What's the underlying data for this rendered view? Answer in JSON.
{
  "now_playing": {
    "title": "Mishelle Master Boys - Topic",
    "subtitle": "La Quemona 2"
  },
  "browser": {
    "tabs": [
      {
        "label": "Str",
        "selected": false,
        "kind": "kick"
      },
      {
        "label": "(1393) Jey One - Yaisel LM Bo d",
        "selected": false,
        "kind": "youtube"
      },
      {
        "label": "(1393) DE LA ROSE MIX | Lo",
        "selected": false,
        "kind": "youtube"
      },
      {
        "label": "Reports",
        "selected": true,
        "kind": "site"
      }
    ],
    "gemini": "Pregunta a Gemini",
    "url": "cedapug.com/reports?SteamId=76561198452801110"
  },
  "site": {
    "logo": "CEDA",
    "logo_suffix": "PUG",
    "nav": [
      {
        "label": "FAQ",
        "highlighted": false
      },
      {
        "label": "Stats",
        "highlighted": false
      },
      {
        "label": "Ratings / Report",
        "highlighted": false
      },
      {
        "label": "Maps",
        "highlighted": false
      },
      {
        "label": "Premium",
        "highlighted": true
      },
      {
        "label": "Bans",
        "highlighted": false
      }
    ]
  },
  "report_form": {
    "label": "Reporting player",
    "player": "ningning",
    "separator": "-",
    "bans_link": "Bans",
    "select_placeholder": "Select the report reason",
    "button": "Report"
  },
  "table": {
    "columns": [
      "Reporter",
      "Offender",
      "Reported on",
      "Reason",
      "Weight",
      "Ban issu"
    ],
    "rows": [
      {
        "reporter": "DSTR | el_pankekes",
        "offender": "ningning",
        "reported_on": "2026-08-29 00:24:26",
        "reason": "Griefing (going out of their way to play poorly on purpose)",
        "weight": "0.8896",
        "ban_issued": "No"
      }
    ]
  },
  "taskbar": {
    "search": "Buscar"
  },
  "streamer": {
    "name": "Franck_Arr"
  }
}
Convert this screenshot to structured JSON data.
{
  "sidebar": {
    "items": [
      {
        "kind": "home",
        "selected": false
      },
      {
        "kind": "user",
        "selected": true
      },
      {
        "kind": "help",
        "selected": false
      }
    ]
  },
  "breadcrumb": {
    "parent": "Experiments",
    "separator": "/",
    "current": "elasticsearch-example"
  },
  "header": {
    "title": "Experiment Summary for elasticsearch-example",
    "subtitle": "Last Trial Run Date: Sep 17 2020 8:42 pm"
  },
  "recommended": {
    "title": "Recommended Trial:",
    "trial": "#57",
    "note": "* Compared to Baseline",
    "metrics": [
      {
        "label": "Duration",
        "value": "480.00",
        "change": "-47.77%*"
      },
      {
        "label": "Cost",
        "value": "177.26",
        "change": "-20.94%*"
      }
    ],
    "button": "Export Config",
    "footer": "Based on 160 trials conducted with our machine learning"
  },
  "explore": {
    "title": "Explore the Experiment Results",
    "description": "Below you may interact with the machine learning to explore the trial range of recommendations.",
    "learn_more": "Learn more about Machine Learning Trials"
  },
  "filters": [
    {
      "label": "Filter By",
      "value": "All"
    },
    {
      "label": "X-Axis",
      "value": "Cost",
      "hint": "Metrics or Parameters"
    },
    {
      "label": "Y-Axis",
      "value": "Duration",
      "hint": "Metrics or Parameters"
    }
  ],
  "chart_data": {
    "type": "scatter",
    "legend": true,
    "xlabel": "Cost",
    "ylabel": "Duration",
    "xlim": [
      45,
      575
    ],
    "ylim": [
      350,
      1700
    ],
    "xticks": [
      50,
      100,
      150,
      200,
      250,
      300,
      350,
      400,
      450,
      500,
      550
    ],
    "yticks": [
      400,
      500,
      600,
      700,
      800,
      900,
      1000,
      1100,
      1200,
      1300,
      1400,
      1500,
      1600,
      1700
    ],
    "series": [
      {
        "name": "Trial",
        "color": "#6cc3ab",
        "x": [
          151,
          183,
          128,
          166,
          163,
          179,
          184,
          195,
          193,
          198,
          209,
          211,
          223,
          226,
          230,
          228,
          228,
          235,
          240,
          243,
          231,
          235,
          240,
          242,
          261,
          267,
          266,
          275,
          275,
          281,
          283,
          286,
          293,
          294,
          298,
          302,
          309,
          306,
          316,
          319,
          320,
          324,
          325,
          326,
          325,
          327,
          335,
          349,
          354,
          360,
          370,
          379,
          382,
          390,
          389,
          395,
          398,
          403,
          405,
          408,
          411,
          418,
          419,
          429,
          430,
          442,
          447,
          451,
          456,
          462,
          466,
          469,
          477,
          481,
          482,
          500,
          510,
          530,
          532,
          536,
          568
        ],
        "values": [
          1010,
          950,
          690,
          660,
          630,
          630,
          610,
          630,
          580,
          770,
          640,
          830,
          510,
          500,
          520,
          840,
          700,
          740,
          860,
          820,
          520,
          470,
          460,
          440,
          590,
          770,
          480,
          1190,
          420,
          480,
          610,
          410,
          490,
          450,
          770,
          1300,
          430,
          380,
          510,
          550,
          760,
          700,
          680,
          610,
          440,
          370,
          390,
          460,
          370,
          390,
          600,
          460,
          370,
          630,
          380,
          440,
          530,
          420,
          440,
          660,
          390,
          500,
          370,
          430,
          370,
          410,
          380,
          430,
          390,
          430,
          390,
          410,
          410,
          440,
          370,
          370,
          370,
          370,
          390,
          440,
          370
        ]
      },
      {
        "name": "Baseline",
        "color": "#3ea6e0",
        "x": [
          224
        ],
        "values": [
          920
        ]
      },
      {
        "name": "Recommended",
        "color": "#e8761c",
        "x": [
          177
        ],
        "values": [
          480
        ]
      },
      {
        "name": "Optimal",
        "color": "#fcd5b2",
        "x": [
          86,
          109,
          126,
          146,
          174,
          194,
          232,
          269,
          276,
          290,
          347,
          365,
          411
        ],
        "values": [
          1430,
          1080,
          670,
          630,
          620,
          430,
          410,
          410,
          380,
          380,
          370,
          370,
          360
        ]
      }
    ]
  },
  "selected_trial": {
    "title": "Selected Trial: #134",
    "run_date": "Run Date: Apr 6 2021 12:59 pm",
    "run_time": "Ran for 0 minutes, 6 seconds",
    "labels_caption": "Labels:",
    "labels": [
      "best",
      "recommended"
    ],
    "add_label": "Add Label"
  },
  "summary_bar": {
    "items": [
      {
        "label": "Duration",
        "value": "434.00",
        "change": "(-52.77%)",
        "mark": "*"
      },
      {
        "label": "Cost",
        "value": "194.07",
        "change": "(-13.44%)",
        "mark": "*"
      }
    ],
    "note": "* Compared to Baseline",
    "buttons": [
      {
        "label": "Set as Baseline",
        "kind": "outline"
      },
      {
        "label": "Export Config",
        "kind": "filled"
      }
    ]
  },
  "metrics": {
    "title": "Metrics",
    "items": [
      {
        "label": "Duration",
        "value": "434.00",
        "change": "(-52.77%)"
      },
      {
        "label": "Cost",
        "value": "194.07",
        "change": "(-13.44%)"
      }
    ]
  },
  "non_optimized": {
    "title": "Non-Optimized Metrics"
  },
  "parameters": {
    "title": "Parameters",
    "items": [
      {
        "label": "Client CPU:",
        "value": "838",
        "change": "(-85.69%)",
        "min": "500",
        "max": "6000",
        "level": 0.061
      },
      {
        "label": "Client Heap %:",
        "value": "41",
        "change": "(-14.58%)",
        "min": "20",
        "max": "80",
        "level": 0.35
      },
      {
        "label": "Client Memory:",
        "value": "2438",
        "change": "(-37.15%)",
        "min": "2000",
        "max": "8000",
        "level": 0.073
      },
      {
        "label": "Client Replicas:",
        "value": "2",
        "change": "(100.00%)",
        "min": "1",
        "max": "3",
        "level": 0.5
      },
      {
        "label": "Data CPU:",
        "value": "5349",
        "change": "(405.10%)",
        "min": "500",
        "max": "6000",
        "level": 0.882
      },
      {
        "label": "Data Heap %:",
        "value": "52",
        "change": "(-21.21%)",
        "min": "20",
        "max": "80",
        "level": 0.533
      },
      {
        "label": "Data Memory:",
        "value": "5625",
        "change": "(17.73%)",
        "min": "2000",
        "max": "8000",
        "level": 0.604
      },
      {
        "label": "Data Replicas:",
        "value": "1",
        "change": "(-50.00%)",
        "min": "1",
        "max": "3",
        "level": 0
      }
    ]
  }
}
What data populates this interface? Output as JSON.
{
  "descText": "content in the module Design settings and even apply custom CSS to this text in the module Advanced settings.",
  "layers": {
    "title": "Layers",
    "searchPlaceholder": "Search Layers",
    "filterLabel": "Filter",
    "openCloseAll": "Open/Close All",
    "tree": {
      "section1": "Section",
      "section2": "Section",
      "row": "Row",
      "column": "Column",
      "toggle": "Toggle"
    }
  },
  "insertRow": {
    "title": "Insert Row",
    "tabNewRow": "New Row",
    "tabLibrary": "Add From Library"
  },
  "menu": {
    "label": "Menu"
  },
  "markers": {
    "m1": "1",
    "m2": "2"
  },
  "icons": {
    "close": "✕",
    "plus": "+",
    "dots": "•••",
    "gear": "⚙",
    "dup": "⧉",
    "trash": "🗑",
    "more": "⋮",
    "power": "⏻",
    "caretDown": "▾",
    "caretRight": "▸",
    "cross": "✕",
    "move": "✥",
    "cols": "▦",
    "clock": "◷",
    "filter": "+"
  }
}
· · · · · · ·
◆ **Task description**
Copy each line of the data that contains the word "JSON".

◆ **Problem solution**
What's the underlying data for this rendered view? Answer in JSON.
Convert this screenshot to structured JSON data.
What data populates this interface? Output as JSON.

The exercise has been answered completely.